by Nancy Casey
Even though any day of the year is a suitable day for goal-setting, tradition has it that we mark the change in the calendar year by making resolutions, which is to say, setting goals. Your writing practice can help you with this.
Most of the writing exercises in this blog series can be done in a single sitting. They ask you to think things up on the spur of the moment and write them down. Setting goals, on the other hand, is a process. It takes time and careful thought to identify goals that will be useful and meaningful in your life. You probably can’t do it all in one quick sitting.
The first part of the process involves research. Research into who you are, what you want, and what it’s going to take to get there. Today’s blog will show you how to do that research. Next week we will cover how to write statements of goals that are clear and useful.
In the first part of your research, you must name all your wishes and desires. All of them. Everything. Don’t focus on being “realistic.” Even our supposedly frivolous wishes and desires help us understand who we are and what we truly want. Of course we don’t get to have everything we wish for, but looking at all of our wishes at once helps us know which ones are the most important to us.
Some of the writing exercises posted in this blog over the past year can help you research your wishes and desires. Try to work on this research over the course of several days, because you probably can’t think up everything all at once.
- Whatever You Want will help you make a huge list of things you want. Especially if you do it a few days in a row.
- A is for Admire can help you understand what you like and who you want to become

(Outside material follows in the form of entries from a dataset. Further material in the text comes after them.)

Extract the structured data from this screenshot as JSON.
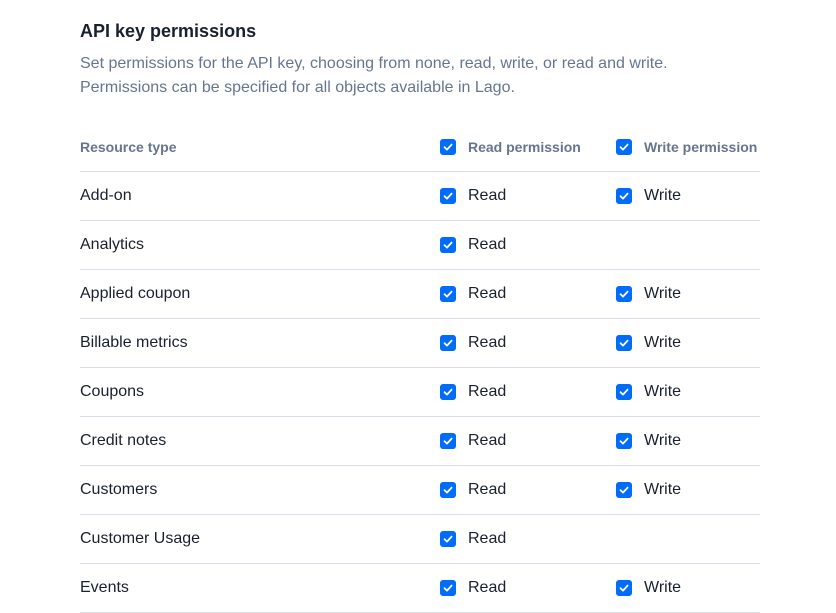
{
  "section": {
    "title": "API key permissions",
    "description_line1": "Set permissions for the API key, choosing from none, read, write, or read and write.",
    "description_line2": "Permissions can be specified for all objects available in Lago."
  },
  "table": {
    "headers": {
      "resource": "Resource type",
      "read": "Read permission",
      "write": "Write permission"
    },
    "header_read_checked": true,
    "header_write_checked": true,
    "read_label": "Read",
    "write_label": "Write",
    "rows": [
      {
        "name": "Add-on",
        "read": true,
        "write": true
      },
      {
        "name": "Analytics",
        "read": true,
        "write": null
      },
      {
        "name": "Applied coupon",
        "read": true,
        "write": true
      },
      {
        "name": "Billable metrics",
        "read": true,
        "write": true
      },
      {
        "name": "Coupons",
        "read": true,
        "write": true
      },
      {
        "name": "Credit notes",
        "read": true,
        "write": true
      },
      {
        "name": "Customers",
        "read": true,
        "write": true
      },
      {
        "name": "Customer Usage",
        "read": true,
        "write": null
      },
      {
        "name": "Events",
        "read": true,
        "write": true
      }
    ]
  },
  "colors": {
    "accent": "#006cfa",
    "text_primary": "#19212e",
    "text_secondary": "#66758f",
    "divider": "#d9dee7"
  },
  "icons": {
    "checkbox": "checkmark-icon"
  }
}
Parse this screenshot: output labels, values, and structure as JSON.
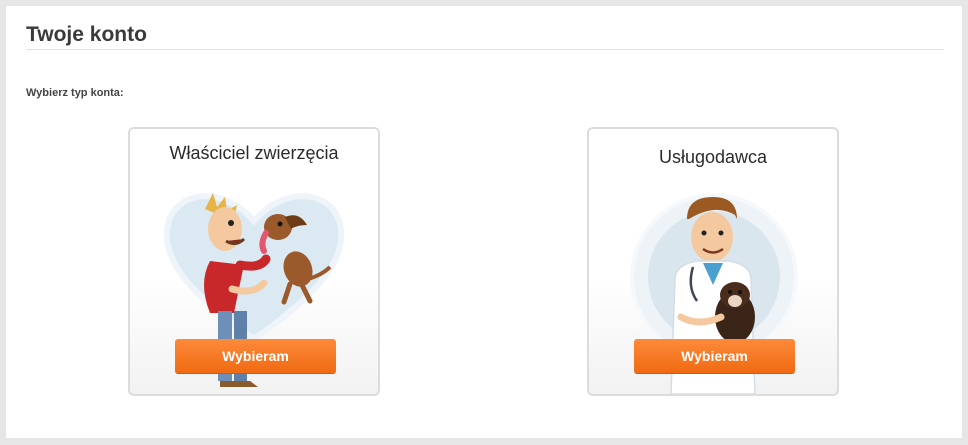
{
  "page": {
    "title": "Twoje konto",
    "prompt": "Wybierz typ konta:"
  },
  "cards": [
    {
      "title": "Właściciel zwierzęcia",
      "button_label": "Wybieram",
      "illustration": "owner-with-dog-icon"
    },
    {
      "title": "Usługodawca",
      "button_label": "Wybieram",
      "illustration": "veterinarian-icon"
    }
  ],
  "colors": {
    "accent": "#f37620",
    "heading": "#3a3a3a",
    "panel": "#ffffff",
    "background": "#e6e6e6"
  }
}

- Another Thing is an exercise where you think about things that are important to you.
- Soon, Also, Then will get you thinking about the future.
- If your thoughts seem too jumbled to write anything down, use the suggestions in Webs and Connections or An Alphabet of Today to help sort them out.

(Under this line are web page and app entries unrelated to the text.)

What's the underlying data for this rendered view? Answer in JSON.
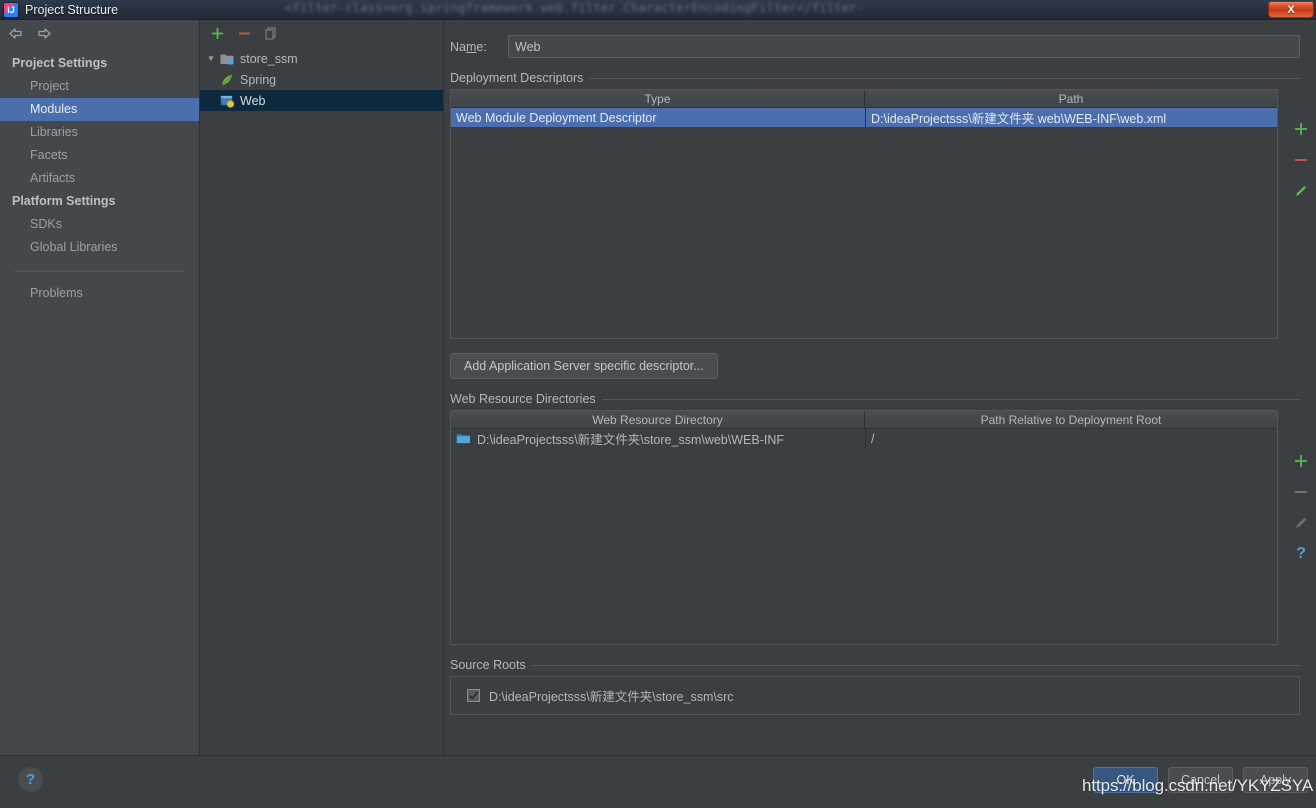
{
  "window": {
    "title": "Project Structure",
    "app_icon": "intellij-idea-icon",
    "close_label": "X",
    "background_text": "<filter-class>org.springframework.web.filter.CharacterEncodingFilter</filter-"
  },
  "sidebar": {
    "back_icon": "arrow-left-icon",
    "forward_icon": "arrow-right-icon",
    "groups": [
      {
        "label": "Project Settings",
        "items": [
          {
            "label": "Project",
            "selected": false
          },
          {
            "label": "Modules",
            "selected": true
          },
          {
            "label": "Libraries",
            "selected": false
          },
          {
            "label": "Facets",
            "selected": false
          },
          {
            "label": "Artifacts",
            "selected": false
          }
        ]
      },
      {
        "label": "Platform Settings",
        "items": [
          {
            "label": "SDKs",
            "selected": false
          },
          {
            "label": "Global Libraries",
            "selected": false
          }
        ]
      }
    ],
    "extra": {
      "label": "Problems"
    }
  },
  "tree": {
    "toolbar": [
      {
        "name": "add-module-button",
        "icon": "plus-icon"
      },
      {
        "name": "remove-module-button",
        "icon": "minus-icon"
      },
      {
        "name": "copy-module-button",
        "icon": "copy-icon"
      }
    ],
    "nodes": [
      {
        "label": "store_ssm",
        "icon": "module-folder-icon",
        "level": 0,
        "expanded": true,
        "selected": false
      },
      {
        "label": "Spring",
        "icon": "spring-leaf-icon",
        "level": 1,
        "selected": false
      },
      {
        "label": "Web",
        "icon": "web-facet-icon",
        "level": 1,
        "selected": true
      }
    ]
  },
  "content": {
    "name_field": {
      "label": "Name:",
      "label_prefix": "Na",
      "label_mnemonic": "m",
      "label_suffix": "e:",
      "value": "Web",
      "placeholder": ""
    },
    "deployment_descriptors": {
      "caption": "Deployment Descriptors",
      "columns": [
        "Type",
        "Path"
      ],
      "rows": [
        {
          "type": "Web Module Deployment Descriptor",
          "path": "D:\\ideaProjectsss\\新建文件夹            web\\WEB-INF\\web.xml",
          "path_visible_head": "D:\\ideaProjectsss\\新建文件夹",
          "path_visible_tail": "web\\WEB-INF\\web.xml",
          "selected": true
        }
      ],
      "toolbar": [
        {
          "name": "add-descriptor-button",
          "icon": "plus-icon"
        },
        {
          "name": "remove-descriptor-button",
          "icon": "minus-icon"
        },
        {
          "name": "edit-descriptor-button",
          "icon": "pencil-icon"
        }
      ],
      "add_button_label": "Add Application Server specific descriptor..."
    },
    "web_resource_directories": {
      "caption": "Web Resource Directories",
      "columns": [
        "Web Resource Directory",
        "Path Relative to Deployment Root"
      ],
      "rows": [
        {
          "directory": "D:\\ideaProjectsss\\新建文件夹\\store_ssm\\web\\WEB-INF",
          "relative_path": "/",
          "icon": "folder-icon"
        }
      ],
      "toolbar": [
        {
          "name": "add-web-resource-button",
          "icon": "plus-icon"
        },
        {
          "name": "remove-web-resource-button",
          "icon": "minus-icon"
        },
        {
          "name": "edit-web-resource-button",
          "icon": "pencil-icon"
        },
        {
          "name": "help-web-resource-button",
          "icon": "question-icon"
        }
      ]
    },
    "source_roots": {
      "caption": "Source Roots",
      "items": [
        {
          "label": "D:\\ideaProjectsss\\新建文件夹\\store_ssm\\src",
          "checked": true
        }
      ]
    }
  },
  "footer": {
    "help_icon": "question-icon",
    "buttons": [
      {
        "label": "OK",
        "primary": true
      },
      {
        "label": "Cancel",
        "primary": false
      },
      {
        "label": "Apply",
        "primary": false
      }
    ]
  },
  "watermark": {
    "text": "https://blog.csdn.net/YKYZSYA"
  }
}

For the second part of your research, you must name all of the challenges that your wishes represent. Anything that stands between you and the fulfillment of your wishes is a challenge that you must meet in order for you wish to come true.
When we decide to meet a challenge, it is always a risk. We might succeed and we might fail. Some challenges are bigger and scarier than others. Understanding the challenges helps us understand what we will have to invest in order for our desires to become real.

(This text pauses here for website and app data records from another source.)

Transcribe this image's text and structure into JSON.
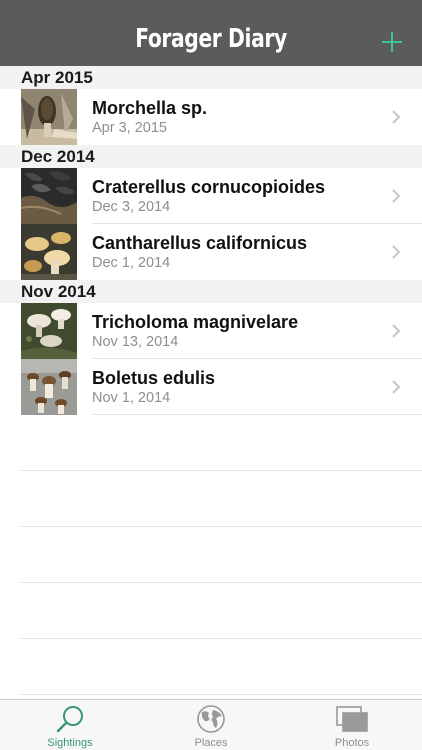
{
  "app": {
    "title": "Forager Diary",
    "accent_color": "#3ec494",
    "navbar_color": "#5b5b5b",
    "add_icon": "plus-icon"
  },
  "sections": [
    {
      "header": "Apr 2015",
      "items": [
        {
          "name": "Morchella sp.",
          "date": "Apr 3, 2015",
          "thumb": "morel-photo"
        }
      ]
    },
    {
      "header": "Dec 2014",
      "items": [
        {
          "name": "Craterellus cornucopioides",
          "date": "Dec 3, 2014",
          "thumb": "black-trumpet-photo"
        },
        {
          "name": "Cantharellus californicus",
          "date": "Dec 1, 2014",
          "thumb": "chanterelle-photo"
        }
      ]
    },
    {
      "header": "Nov 2014",
      "items": [
        {
          "name": "Tricholoma magnivelare",
          "date": "Nov 13, 2014",
          "thumb": "matsutake-photo"
        },
        {
          "name": "Boletus edulis",
          "date": "Nov 1, 2014",
          "thumb": "porcini-photo"
        }
      ]
    }
  ],
  "tabbar": {
    "tabs": [
      {
        "label": "Sightings",
        "icon": "magnifier-icon",
        "active": true
      },
      {
        "label": "Places",
        "icon": "globe-icon",
        "active": false
      },
      {
        "label": "Photos",
        "icon": "photos-icon",
        "active": false
      }
    ],
    "active_color": "#3a9478"
  }
}
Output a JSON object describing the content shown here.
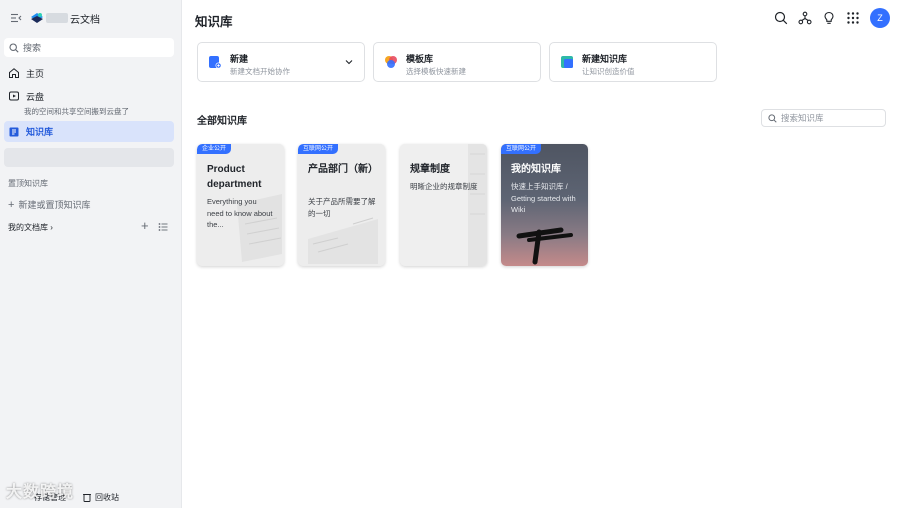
{
  "app": {
    "brand": "云文档"
  },
  "sidebar": {
    "search_placeholder": "搜索",
    "nav": {
      "home": "主页",
      "cloud": "云盘",
      "cloud_sub": "我的空间和共享空间搬到云盘了",
      "wiki": "知识库"
    },
    "pinned_title": "置顶知识库",
    "new_pinned": "新建或置顶知识库",
    "my_docs": "我的文档库",
    "my_docs_arrow": "›",
    "add_symbol": "+",
    "storage": "存储管理",
    "trash": "回收站"
  },
  "watermark": "大数跨境",
  "header": {
    "title": "知识库",
    "avatar": "Z"
  },
  "quick_actions": [
    {
      "title": "新建",
      "subtitle": "新建文档开始协作"
    },
    {
      "title": "模板库",
      "subtitle": "选择模板快速新建"
    },
    {
      "title": "新建知识库",
      "subtitle": "让知识创造价值"
    }
  ],
  "section": {
    "title": "全部知识库",
    "search_placeholder": "搜索知识库"
  },
  "knowledge_cards": [
    {
      "badge": "企业公开",
      "title": "Product department",
      "desc": "Everything you need to know about the..."
    },
    {
      "badge": "互联网公开",
      "title": "产品部门（新）",
      "desc": "关于产品所需要了解的一切"
    },
    {
      "badge": "",
      "title": "规章制度",
      "desc": "明晰企业的规章制度"
    },
    {
      "badge": "互联网公开",
      "title": "我的知识库",
      "desc": "快速上手知识库 / Getting started with Wiki"
    }
  ],
  "colors": {
    "accent": "#3370ff",
    "active_bg": "#d9e3fb",
    "active_text": "#245bdb",
    "sidebar_bg": "#f2f3f5"
  },
  "icons": [
    "collapse-icon",
    "logo-icon",
    "search-icon",
    "home-icon",
    "cloud-drive-icon",
    "wiki-icon",
    "org-icon",
    "bulb-icon",
    "apps-grid-icon",
    "new-doc-icon",
    "template-icon",
    "new-wiki-icon",
    "chevron-down-icon",
    "list-icon",
    "trash-icon"
  ]
}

Work on this research throughout the week. You will probably find that you want more things that will fit into one life and getting them all will require superhuman challenges. If you keep working with your wishes and challenges over the course of a week, however, you will find yourself returning to the ones that mean the most to you.
Next week, we will consider how to write goals that will allow you to meet the most important challenges and get what you want. Stay tuned!
Nancy Casey has lived in Latah County for many years. She has taught writing classes at the Recovery Center and will return again in the spring of 2018. You can find more of her work here. If you would like Nancy’s help with a writing project, large or small, email email@example.com for more information.